Apart from architecture, our firm tremendously enjoys master-planning projects. Lately, we have undertaken several developments where the project is able to benefit a significant part of the city and touch the lives of a large population daily. Works in such projects vary, from Airport Master Plans to Multimodal Redevelopments and even Healthcare Cities.

It is through work and experience across such large projects, that we were shortlisted along with five other national firms for participation in the Central Vista Redevelopment in New Delhi. Besides the building designs, our master-planning proposals included redefining the Rajpath as a paved stretch so as to combine the divided greens, creating a Jansthal at the Janpath junction as a Republic Day parade plaza, adding an underground multimodal interchange with a monorail linking all buildings on Rajpath to the two metro stations, and many more. These developments could create a new public space and a tourism destination for the city and its visitors.

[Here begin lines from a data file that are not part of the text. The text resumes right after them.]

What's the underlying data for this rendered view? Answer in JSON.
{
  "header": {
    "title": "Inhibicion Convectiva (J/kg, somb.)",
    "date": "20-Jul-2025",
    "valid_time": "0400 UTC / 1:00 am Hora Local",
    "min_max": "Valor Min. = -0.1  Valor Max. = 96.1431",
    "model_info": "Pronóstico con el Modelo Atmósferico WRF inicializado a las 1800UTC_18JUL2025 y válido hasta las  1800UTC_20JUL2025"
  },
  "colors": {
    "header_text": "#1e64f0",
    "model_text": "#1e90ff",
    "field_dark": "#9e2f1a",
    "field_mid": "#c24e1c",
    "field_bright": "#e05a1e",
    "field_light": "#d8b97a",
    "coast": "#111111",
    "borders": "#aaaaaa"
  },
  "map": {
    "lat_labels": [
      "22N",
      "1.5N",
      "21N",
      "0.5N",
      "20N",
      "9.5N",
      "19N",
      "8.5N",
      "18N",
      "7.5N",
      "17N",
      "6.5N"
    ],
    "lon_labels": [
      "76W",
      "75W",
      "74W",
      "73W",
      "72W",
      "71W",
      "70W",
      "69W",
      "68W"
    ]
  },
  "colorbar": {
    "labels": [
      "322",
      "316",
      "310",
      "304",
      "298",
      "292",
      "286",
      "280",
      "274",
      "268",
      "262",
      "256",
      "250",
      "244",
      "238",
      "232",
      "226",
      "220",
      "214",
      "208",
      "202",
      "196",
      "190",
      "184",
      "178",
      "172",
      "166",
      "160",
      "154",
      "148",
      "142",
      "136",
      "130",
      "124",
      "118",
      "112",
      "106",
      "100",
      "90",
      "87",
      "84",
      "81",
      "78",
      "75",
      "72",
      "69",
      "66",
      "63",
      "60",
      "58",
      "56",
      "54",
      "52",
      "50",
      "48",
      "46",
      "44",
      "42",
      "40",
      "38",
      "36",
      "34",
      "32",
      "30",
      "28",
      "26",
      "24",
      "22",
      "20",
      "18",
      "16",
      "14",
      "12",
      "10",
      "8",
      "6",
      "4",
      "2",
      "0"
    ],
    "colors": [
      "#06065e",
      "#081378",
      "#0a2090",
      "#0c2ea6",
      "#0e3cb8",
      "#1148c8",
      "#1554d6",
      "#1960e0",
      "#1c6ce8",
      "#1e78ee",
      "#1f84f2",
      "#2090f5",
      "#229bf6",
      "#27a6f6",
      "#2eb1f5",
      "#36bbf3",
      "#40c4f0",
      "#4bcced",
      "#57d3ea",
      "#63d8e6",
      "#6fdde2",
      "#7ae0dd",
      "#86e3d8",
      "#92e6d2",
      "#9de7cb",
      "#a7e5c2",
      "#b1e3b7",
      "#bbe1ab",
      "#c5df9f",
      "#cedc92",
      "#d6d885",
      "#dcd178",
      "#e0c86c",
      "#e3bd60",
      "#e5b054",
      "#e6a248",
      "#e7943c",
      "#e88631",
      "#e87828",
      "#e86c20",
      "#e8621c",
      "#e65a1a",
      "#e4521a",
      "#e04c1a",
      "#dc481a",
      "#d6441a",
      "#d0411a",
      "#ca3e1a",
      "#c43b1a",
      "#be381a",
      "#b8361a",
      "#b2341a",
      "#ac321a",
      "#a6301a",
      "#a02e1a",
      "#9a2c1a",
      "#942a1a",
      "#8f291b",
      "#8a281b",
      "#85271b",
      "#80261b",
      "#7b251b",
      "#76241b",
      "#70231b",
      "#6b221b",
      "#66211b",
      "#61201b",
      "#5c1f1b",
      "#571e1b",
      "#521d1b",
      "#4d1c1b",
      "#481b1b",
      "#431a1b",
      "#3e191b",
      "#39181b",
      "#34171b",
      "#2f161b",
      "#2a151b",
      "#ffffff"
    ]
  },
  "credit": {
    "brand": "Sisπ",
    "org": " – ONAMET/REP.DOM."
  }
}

Our recent project designs have also taken on new construction technologies, and we have successfully completed several steel andcomposite buildings, which is likely to be a growing trend ahead. The work on such projects and technologies keep our teams abreast of global trends and technologies. Looking ahead, we see a vast array of new challenges and opportunities.

One clear opportunity will be for Indian design firms to go global and spread their influence in the region. Recently, we participated in a few international design competitions and our success there has inspired us to go ahead strongly. Our firm has also been listed for six years running as amongst the world’s WA TOP 100, by the popular British design magazine, Building Design. Having won the American Institute of Architects (AIA) award for Kolkata Airport, and with our founder’s principles and values remaining within our compass, we are now setting our sails for the journey ahead.

Text by: Raman Sikka